**Problem description**
Report only the number of lines that contain the string "Управление" in the records below.
--- Materials provided ---
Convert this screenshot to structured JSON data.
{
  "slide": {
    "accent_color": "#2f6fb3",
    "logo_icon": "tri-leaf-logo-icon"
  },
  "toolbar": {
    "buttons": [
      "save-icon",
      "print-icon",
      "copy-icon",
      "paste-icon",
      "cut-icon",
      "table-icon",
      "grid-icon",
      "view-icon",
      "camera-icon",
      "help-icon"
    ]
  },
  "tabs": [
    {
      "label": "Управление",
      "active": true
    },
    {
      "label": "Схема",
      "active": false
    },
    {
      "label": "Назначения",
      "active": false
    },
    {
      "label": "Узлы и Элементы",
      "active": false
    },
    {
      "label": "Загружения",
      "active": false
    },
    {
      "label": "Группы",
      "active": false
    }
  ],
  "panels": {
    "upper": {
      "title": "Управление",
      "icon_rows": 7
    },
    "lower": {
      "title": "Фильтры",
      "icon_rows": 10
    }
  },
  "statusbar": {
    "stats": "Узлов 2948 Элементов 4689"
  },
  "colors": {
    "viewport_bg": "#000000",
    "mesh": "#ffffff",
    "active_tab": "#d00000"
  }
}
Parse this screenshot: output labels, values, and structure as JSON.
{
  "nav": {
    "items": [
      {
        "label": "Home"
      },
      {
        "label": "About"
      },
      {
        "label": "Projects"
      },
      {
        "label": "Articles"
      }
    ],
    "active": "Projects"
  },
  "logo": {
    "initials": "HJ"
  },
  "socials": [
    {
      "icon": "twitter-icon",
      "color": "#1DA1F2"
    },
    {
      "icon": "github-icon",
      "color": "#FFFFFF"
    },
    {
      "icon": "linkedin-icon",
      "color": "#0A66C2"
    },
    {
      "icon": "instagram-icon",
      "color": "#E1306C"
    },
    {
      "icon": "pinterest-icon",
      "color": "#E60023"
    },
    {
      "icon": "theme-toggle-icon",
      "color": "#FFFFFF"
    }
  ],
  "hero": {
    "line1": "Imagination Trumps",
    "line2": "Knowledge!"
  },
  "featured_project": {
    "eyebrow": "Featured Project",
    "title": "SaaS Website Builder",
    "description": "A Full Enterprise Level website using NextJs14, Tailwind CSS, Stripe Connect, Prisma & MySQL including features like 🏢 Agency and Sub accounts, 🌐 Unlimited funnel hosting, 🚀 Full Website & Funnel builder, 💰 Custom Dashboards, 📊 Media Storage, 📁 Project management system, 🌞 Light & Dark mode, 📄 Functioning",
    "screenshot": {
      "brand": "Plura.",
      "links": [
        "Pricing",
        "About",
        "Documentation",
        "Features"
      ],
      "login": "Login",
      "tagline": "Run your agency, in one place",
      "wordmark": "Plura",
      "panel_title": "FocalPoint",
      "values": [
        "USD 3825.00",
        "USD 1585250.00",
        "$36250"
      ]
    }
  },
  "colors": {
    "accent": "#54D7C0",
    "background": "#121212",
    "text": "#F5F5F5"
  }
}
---
**Answer below**
2